In some ways we do the same thing. I heard about a dear man standing up in a meeting where they were taking an offering and subscriptions of money, and he said, "I want to give $100 -- anonymously." But Jesus said the one who really moved his heart and contributed tremendously to the kingdom of God was a little, unnamed, unknown widow who had no influence, who had no outward posture of being worth anything. She came and put in two tiny coins that added up to no more than a penny; but because she loved the Lord her God with all her heart, all her soul, all her strength, and all her mind, she gave it. And Jesus said, "She has done more for the kingdom of heaven than all the outward performances of all these others combined."
What is that saying to us? We are so intent upon the fact that God wants some kind of activity on our part, are we not? We think that the way to serve God is to do spectacular or showy things -- to win a lot of people to Christ, or to give our time, or work in open ways. Yet the Scriptures tells us over and over that works are just the channel. God wants performance, but only if the attitude of our heart is right. If you cannot do anything outwardly, your attitude may still be right -- your attitude toward your neighbor and friends and your children and your husband and your wife and your boss and those who irritate you. If your attitude is one of love, love received from the God who loves you, then you are advancing the kingdom of God far, far more than all that is done outwardly by the greatest saints of our day and time. Is that not amazing!
God says, "You can serve me in the quiet of your home and by the gentle, sweet spirit that you display in the midst of pressures and problems. You have done more to advance the kingdom of God than those who get out and proclaim the word on public address systems everywhere." That is the way God sees life.
Now that is both discouraging and encouraging. It is discouraging for those of us who have a public ministry. We are mentally jotting down in the back of our minds how impressed God ought to be with our performance. But God is looking at our heart. This is very encouraging for us to remember in those private moments when our attitude changes.

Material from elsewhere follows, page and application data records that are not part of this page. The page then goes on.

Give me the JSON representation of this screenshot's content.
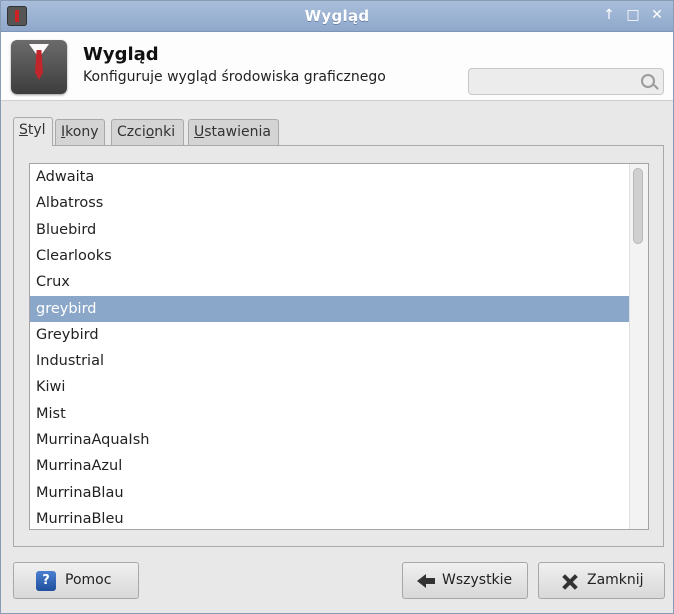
{
  "window": {
    "title": "Wygląd",
    "controls": [
      "↑",
      "□",
      "✕"
    ]
  },
  "header": {
    "title": "Wygląd",
    "subtitle": "Konfiguruje wygląd środowiska graficznego"
  },
  "search": {
    "value": "",
    "placeholder": ""
  },
  "tabs": [
    {
      "label_pre": "",
      "mnemonic": "S",
      "label_post": "tyl",
      "active": true
    },
    {
      "label_pre": "",
      "mnemonic": "I",
      "label_post": "kony",
      "active": false
    },
    {
      "label_pre": "Czci",
      "mnemonic": "o",
      "label_post": "nki",
      "active": false
    },
    {
      "label_pre": "",
      "mnemonic": "U",
      "label_post": "stawienia",
      "active": false
    }
  ],
  "themes": {
    "selected_index": 5,
    "items": [
      "Adwaita",
      "Albatross",
      "Bluebird",
      "Clearlooks",
      "Crux",
      "greybird",
      "Greybird",
      "Industrial",
      "Kiwi",
      "Mist",
      "MurrinaAquaIsh",
      "MurrinaAzul",
      "MurrinaBlau",
      "MurrinaBleu"
    ]
  },
  "buttons": {
    "help": "Pomoc",
    "all": "Wszystkie",
    "close": "Zamknij"
  },
  "colors": {
    "titlebar": "#98b0d1",
    "selection": "#8aa6c8"
  }
}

Nobody was watching, nobody saw what we were thinking, yet, instead of being short and caustic and sarcastic, we were sweet and patient and gentle. God says the kingdom of God is advanced by that event, by that activity, by that attitude.
These words of Jesus really search our hearts, do they not? And yet how wise they are, how true they are as they put their finger on the thing that really counts. Here is a poor widow who loved the Lord with all her heart, soul, mind and strength, and God saw it.
Our Father, with the apostle we cry, "Oh, the depths of the riches both of the wisdom and knowledge of God, how unsearchable are his judgments and his ways past finding out." Confronted with this mystery, our Father, we can only respond with a heart of gratitude and joy and thanksgiving that you have given to us so richly of your love. Help us now to turn around and pass it to our neighbor -- for your sake, Lord Jesus, to love when our flesh cries out to hate; for your sake to respond with patience and pity instead of with sharpness and sarcasm; for your sake, Lord Jesus, to go out of our way to meet another's needs instead of indulging our own selfishness Lord, you have called us to this way of life and you must empower it. We thank you that you are ready to do so when we are ready to obey. Help us to be joyful peaceful, loving instruments expressing your kind and quality of life in this day, this week, this month, this year. In the name of Jesus Christ we pray, Amen.